▶ Data for processing:
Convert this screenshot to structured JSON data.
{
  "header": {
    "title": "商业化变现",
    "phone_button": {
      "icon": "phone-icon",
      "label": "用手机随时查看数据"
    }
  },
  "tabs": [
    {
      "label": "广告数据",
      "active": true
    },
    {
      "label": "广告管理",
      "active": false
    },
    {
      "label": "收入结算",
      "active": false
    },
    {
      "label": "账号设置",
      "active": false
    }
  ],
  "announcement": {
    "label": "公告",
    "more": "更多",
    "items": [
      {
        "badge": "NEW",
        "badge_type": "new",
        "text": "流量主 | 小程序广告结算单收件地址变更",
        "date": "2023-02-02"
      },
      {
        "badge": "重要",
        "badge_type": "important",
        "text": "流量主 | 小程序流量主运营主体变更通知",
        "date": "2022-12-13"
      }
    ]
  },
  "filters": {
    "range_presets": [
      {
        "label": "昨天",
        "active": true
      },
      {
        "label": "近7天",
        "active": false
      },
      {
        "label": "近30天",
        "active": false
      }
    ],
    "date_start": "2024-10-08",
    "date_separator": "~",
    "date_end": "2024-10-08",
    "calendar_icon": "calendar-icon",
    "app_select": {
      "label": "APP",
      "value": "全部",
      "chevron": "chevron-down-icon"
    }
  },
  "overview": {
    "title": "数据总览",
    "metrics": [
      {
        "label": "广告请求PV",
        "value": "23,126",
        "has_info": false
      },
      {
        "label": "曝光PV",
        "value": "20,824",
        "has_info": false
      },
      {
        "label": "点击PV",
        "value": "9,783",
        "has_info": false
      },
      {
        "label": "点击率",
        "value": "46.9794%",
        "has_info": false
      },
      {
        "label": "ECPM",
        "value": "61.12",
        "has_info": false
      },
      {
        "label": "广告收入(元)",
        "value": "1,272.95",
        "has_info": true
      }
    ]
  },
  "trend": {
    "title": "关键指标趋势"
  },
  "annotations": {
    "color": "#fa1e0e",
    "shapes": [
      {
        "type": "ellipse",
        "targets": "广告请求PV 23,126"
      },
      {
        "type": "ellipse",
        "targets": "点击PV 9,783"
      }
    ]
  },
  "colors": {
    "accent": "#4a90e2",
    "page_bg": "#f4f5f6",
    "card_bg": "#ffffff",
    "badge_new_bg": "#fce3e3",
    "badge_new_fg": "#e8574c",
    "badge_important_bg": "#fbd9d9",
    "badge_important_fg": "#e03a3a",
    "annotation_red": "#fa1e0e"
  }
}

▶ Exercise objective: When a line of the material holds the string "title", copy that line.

▶ Answer area:
    "title": "商业化变现",
    "title": "数据总览",
    "title": "关键指标趋势"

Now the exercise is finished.